Within the 27 EU countries, Germany has, currently, the largest pig production, that has reached a size of approx. 27,5 million pigs. The majority of the pig production takes place in the federal states of Lower Saxony and North Rhine Westphalia, both located in the North-West of Germany, where the 55% of the total pig population is housed. In some of the rural counties in this region the pig density is higher than 1,000 pigs per 100 hectares.
Since the early 1990s the German pig, as well as the wild boar population, are endemically infected with the PRRSV EU wild type strain, and since 1994 vaccine-related PRRSV NA strains are also frequently found. The ratio of infected pig herds is estimated to be 80%, at least.
Control by means of vaccination
Vaccination against PRRS is the most popular method for controlling the clinical disease caused by the PRRSV infection. Approximately an 80% of the sow herds are vaccinated to prevent reproductive disorders. The most common protocol comprises the vaccination of the entire sow herd with a 4 month interval. In PRRS unstable sow herds (according to the definition by Holtkamp et al. 2011) a herd vaccination interval of 3 months is preferred. Other vaccination protocols like at the 5th day of lactation/50th day of gestation or 6th day of lactation/60th day of gestation are not very frequently performed. PRRS vaccination in piglets for fighting the associated respiratory disease is not commonly used. The ratio of herds in which piglets are vaccinated against the PRRS can be estimated as being 20 to 30%. In these herds piglets are usually vaccinated at 2 weeks of age. In Germany, two attenuated PRRS vaccines based on the EU and on the NA strain, respectively, are licensed for application in sows and piglets (status quo November 2012). Moreover, a killed NA strain vaccine is licensed to be used in sows. The market share of the attenuated vaccines can be estimated as being higher than 90%.
Control by means of biosecurity and management measures

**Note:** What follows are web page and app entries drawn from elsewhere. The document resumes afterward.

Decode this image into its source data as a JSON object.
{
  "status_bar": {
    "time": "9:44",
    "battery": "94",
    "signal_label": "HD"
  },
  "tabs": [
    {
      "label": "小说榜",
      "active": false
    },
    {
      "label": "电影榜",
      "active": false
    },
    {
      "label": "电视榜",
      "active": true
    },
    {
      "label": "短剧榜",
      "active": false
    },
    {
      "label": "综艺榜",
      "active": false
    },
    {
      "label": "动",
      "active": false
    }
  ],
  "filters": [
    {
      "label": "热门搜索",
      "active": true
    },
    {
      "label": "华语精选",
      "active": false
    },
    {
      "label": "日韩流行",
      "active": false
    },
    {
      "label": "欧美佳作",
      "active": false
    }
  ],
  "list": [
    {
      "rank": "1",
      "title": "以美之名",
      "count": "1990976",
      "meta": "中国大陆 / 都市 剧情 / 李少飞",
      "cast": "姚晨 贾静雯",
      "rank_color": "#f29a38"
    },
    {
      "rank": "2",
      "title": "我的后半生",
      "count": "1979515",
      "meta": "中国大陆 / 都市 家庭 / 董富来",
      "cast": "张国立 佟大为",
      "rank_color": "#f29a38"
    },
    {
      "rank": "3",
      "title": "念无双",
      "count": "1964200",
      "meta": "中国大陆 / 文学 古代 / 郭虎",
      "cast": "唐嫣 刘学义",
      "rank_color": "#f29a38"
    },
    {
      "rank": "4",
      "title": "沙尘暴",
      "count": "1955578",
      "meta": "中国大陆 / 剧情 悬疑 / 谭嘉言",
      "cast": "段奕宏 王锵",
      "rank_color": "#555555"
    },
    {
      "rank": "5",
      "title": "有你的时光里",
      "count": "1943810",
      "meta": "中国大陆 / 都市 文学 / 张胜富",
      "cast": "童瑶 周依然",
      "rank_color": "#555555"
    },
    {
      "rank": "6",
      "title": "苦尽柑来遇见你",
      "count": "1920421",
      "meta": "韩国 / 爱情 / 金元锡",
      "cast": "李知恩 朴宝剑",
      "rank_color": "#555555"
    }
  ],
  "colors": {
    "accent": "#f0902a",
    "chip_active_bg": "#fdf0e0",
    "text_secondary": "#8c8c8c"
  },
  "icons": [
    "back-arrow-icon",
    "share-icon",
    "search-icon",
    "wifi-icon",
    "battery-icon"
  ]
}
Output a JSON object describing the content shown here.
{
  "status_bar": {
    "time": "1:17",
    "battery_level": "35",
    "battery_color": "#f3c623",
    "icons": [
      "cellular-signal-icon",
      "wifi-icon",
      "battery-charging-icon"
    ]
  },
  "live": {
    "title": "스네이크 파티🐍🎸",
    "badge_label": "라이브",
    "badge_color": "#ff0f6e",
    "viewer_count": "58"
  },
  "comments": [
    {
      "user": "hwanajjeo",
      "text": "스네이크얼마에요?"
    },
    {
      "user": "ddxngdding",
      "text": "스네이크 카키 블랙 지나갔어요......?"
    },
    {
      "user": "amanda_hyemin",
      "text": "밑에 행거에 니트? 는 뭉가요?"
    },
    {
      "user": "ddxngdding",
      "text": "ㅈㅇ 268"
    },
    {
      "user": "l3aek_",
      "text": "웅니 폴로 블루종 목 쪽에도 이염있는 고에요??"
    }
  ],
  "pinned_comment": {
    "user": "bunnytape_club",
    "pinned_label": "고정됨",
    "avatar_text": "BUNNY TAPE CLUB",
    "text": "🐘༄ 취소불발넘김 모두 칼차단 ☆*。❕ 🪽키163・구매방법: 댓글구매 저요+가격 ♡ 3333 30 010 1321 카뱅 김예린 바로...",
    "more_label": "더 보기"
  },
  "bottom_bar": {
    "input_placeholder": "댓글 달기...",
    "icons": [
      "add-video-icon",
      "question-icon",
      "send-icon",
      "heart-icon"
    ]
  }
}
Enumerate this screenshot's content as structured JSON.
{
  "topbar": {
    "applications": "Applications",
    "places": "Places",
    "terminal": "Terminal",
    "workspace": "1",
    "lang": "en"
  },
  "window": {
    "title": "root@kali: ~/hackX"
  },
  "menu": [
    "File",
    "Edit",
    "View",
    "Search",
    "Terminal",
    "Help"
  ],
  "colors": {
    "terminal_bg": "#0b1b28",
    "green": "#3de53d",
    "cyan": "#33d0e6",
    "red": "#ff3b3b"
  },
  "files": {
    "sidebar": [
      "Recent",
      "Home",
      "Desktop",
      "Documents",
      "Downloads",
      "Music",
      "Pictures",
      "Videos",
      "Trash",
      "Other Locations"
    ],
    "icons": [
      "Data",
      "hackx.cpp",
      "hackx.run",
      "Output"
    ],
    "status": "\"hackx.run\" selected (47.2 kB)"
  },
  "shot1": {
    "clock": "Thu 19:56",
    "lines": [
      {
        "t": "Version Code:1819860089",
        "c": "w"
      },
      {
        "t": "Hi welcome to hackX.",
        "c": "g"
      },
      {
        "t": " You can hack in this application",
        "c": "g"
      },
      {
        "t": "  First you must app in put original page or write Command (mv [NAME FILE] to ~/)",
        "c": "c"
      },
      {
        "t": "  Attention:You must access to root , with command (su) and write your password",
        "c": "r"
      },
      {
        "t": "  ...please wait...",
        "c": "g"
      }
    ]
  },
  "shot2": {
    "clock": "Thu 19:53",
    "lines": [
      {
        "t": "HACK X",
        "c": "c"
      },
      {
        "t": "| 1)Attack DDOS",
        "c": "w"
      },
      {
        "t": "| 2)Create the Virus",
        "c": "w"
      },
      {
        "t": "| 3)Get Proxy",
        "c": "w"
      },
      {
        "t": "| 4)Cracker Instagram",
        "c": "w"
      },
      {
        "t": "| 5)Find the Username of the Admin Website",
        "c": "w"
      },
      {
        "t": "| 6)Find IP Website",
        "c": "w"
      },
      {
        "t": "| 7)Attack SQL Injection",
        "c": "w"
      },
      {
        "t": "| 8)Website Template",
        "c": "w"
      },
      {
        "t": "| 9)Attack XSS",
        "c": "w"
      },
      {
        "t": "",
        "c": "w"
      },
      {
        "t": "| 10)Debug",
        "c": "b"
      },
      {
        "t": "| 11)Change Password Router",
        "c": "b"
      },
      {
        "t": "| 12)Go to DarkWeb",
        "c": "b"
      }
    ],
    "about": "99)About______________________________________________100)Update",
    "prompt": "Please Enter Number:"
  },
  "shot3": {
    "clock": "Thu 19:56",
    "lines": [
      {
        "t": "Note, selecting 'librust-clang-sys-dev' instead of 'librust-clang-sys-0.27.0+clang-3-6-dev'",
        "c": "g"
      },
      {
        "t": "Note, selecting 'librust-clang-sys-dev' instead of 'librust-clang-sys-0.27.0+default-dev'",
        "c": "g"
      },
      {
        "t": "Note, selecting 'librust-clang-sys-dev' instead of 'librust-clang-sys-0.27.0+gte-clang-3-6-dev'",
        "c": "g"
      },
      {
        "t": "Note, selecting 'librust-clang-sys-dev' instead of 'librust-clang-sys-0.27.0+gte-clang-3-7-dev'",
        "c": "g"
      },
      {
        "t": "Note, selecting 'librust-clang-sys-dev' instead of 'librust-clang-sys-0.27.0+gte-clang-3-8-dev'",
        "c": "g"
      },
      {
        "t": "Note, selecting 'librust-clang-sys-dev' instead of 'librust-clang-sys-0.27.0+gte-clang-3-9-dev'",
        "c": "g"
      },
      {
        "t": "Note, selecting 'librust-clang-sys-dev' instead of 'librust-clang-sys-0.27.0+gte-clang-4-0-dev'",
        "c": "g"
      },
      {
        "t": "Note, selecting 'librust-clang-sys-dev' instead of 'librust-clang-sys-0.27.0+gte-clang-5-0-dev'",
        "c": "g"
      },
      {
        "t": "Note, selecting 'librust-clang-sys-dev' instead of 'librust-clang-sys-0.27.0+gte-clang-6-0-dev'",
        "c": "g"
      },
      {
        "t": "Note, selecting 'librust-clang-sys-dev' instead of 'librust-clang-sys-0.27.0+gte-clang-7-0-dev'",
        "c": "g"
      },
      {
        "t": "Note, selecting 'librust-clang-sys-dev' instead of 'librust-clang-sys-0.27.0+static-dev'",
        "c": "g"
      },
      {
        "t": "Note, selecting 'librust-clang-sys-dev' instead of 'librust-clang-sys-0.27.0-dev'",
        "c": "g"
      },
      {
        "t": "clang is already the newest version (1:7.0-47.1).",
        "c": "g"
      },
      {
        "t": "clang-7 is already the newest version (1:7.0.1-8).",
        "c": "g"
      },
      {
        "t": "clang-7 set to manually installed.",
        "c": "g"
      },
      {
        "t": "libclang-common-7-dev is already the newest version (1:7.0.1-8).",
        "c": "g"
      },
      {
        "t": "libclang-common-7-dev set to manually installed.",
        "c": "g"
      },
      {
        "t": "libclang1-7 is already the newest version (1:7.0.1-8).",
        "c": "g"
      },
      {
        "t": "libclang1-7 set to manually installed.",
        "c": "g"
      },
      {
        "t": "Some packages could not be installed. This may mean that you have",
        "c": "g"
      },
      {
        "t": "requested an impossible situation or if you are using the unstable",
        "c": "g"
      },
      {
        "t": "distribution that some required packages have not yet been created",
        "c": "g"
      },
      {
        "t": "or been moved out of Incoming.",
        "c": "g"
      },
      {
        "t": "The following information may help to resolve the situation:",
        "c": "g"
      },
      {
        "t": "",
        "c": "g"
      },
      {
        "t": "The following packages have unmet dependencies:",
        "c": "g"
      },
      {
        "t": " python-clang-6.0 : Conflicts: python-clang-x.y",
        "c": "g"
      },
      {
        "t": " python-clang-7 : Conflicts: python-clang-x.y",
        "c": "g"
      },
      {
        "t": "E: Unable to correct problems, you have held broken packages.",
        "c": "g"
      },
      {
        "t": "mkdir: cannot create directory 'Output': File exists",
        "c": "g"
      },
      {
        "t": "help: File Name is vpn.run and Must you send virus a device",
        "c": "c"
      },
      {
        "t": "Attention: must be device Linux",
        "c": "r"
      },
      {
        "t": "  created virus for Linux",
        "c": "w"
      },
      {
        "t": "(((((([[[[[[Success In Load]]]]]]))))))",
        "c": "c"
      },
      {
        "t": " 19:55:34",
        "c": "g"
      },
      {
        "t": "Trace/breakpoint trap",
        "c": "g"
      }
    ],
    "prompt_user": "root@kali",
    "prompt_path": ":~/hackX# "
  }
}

The prevention of the transmission of the PRRSV into herds free from this infectious agent, as well as the introduction of “different” strains into the endemically infected herds has become a major concern for many pig farmers, especially the owners of sow herds. Consequently, there is an increasing interest in purchasing replacement gilts, as well as semen, only from sources that are free from PRRSV. In winter 2011/12, a re-infection of three PRRSV-free boar-studs and the transmission of the virus via semen to several sow herds encouraged the pig farmers' interest in a critical evaluation of the intensity of the particular monitoring protocols.
The elimination of the PRRSV is discussed in Germany like it is done in other European countries. The elimination has successfully been carried out in single herds, especially in nucleus and multiplier herds of some breeding companies. On an overall low level, herds producing slaughter pigs have also successfully eliminated PRRSV. Currently, the PRRSV elimination in German pig herds is only recommended for single herds, that are located in regions with a low pig density and no PRRSV positive pig holdings within a radius of at least 1,000 m (2,000 m being better). Since these recommendations do not apply to the majority of the pig herds in Germany, at this moment the PRRSV elimination is not an option for most of the pig farms. Nonetheless, the opportunities for regional or national PRRSV elimination programs are intensively discussed. Taking into account that more than half of the pig population is housed in only one region with a very high pig density, it is very likely that the elimination is only possible with the help of a mandatory national program supported by the EU.
Moreover, the consequences of the elimination need to be discussed in advance. In case that the PRRSV was successfully eliminated from the German domestic pig population, there would be a high risk of re-introduction from the wild boar population or from pig populations of other countries. The PRRSV is highly contagious, shed for a long period and airborne transmission is a reasonable risk. Moreover, no vaccine that reduces significantly the spread of the virus is available. A conclusion based on these facts is that the “stamping-out” policy, well-known from the fighting against classical swine fever or foot and mouth disease, is, currently, the only known effective strategy to handle a re-introduction of the PRRSV into a pig population on a larger scale, i.e. at a national level. In the face of all the debate on the ethical and economic aspects of culling millions of pigs during an outbreak of a notifiable disease, we need to answer the question whether a new infectious agent controlled by “stamping-out” should be “created” or not, before we start a nationwide PRRSV elimination program.